BELLINGHAM - Concerned citizens packed the Port of Bellingham commissioners' room Tuesday, Aug. 20, to offer their critique of plans for redevelopment of 237 waterfront acres.
It was the port commission's first hearing on the completed plans, which port and city of Bellingham officials hope to have complete by the end of 2013. Those plans call for conversion of some areas now zoned heavy industrial into new sites for residential buildings, shops, offices and new facilities for Western Washington University.
Most of the comments repeated oft-stated public concerns that have been voiced at public meetings going back at least a decade as the current plans slowly emerged:
People want assurances that the cleanup of the old Georgia-Pacific Corp. site and other industrial areas will be thorough enough to protect public health and the Bellingham Bay ecosystem.
They want a return on the estimated hundreds of millions in cleanup and redevelopment costs, in the form of both parks and higher-wage industrial jobs.
They are not convinced that a new marina is the best use for the G-P wastewater lagoon, even though port officials have been steadfast in keeping it in their long-range plan because it is the only feasible place to add more moorage space.
Wendy Steffensen, lead scientist at RE Sources for Sustainable Communities, told commissioners they should consider going beyond the minimum cleanup standards enforced by the Washington Department of Ecology as they prepare the old industrial sites for new public uses.
Steffensen said she wasn't necessarily opposed to conversion of the wastewater lagoon into a marina, but she argued that other possibilities should get serious consideration before that decision becomes final.
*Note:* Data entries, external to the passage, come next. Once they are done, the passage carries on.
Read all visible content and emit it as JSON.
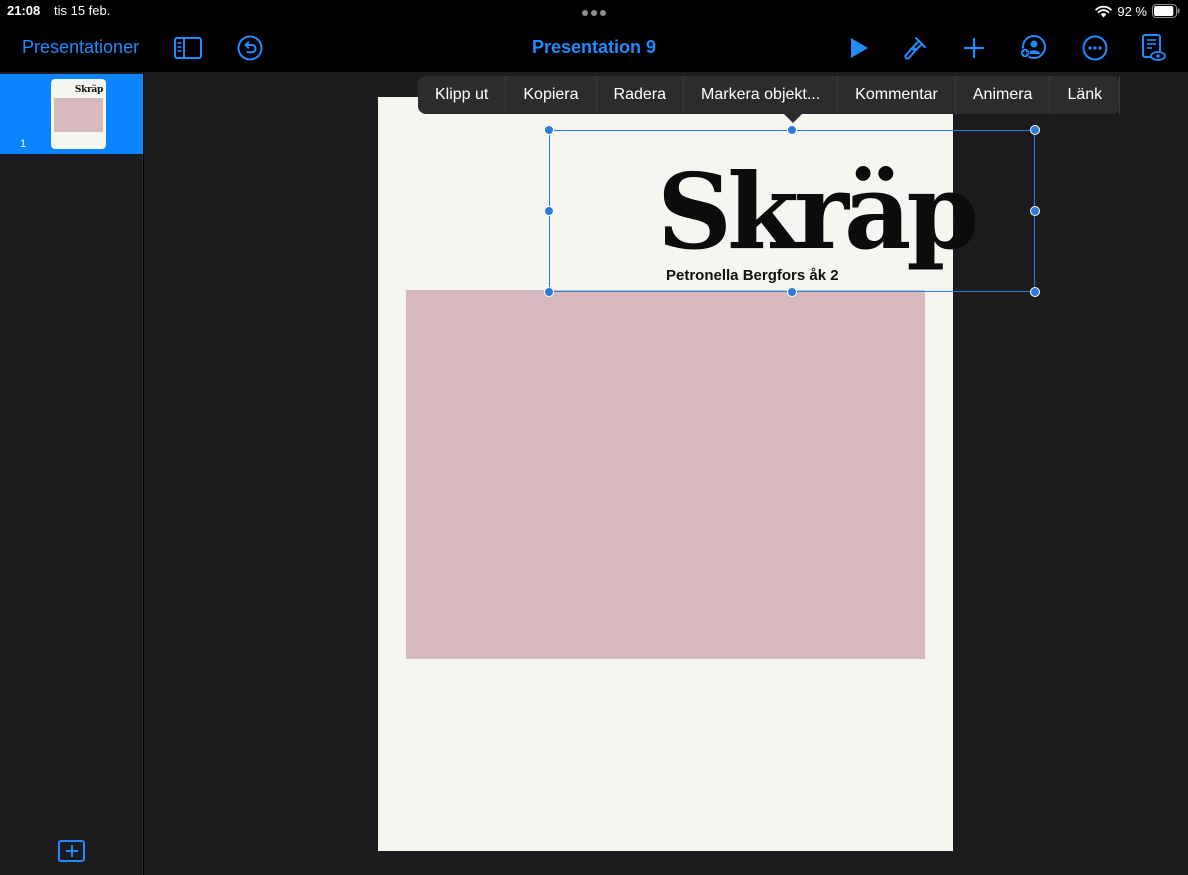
{
  "status_bar": {
    "time": "21:08",
    "date": "tis 15 feb.",
    "battery_percent": "92 %",
    "wifi_icon": "wifi-icon",
    "battery_icon": "battery-icon",
    "battery_level": 0.92
  },
  "toolbar": {
    "back_label": "Presentationer",
    "title": "Presentation 9",
    "icons": [
      "sidebar-toggle-icon",
      "undo-icon",
      "play-icon",
      "paintbrush-icon",
      "plus-icon",
      "collaborate-icon",
      "more-icon",
      "presenter-notes-icon"
    ]
  },
  "sidebar": {
    "slides": [
      {
        "number": "1",
        "thumbnail_title": "Skräp"
      }
    ],
    "add_slide_icon": "add-slide-icon"
  },
  "slide": {
    "title": "Skräp",
    "subtitle": "Petronella Bergfors åk 2",
    "rect_color": "#d5b9bd",
    "background": "#f5f6f0"
  },
  "context_menu": {
    "items": [
      "Klipp ut",
      "Kopiera",
      "Radera",
      "Markera objekt...",
      "Kommentar",
      "Animera",
      "Länk"
    ]
  },
  "colors": {
    "accent": "#1f8bff",
    "selection": "#2c7bd8",
    "selected_slide_bg": "#0a84ff"
  }
}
Among other things, she suggested that the lagoon could be a stormwater treatment facility or a disposal site for tainted sediments. It also could be converted back to open water, as it was before G-P constructed its huge breakwater in the mid -1970s.
Bob Marshall, a representative of Washington State Jobs With Justice, said public officials should make the redevelopment site available only to developers who are willing to sign a "community benefits agreement" to provide assurances that new waterfront jobs will provide good wages and benefits.
"It is a poor use of public funds if we wind up with hundreds of minimum-wage jobs on the waterfront," Marshall said.
Matt Petryni, an organizer with RE Sources, told port commissioners they need to do a better job of listening to public opinion on environmental cleanup, marina alternatives and good jobs if they want broad support for the public investment the project will require.
"The city and port will need allies in the community to fight for this project," Petryni said.
Tim Niemier, founder of Ocean Kayak, told commissioners they should pay more attention to small paddle-powered boats and less attention to the large yachts that would use a new marina.
"We are easy, and, I think, a lot cheaper to accommodate," said Niemier, who sold his kayak-manufacturing firm in 1997.
Kate Blystone, director of Futurewise Whatcom, urged commissioners not to be in too much of a hurry to get the waterfront plans approved to clear the way for development. She said they need to take more time to listen to the latest round of comments and incorporate those comments into the final plans.
Darren Williams, a longshoreman, provided a different view near the end of the hearing.
Williams said he would prefer a plan with more emphasis on industrial jobs in businesses that need waterfront access: New condos and Western Washington University facilities could go other places, but some companies need to be near the water. He also contended that there are plenty of waterfront parks from the Canadian border to the Skagit County line.
"We're losing the ability of business to be able to function on the waterfront, for the sake of being able to launch a kayak," Williams said.
He also questioned the need for lengthy new rounds of public scrutiny of waterfront development plans.
"We have drug this on and drug this on and drug this on, trying to please everybody," Williams said. "When you try to please everybody you inevitably fail. Let's get it done."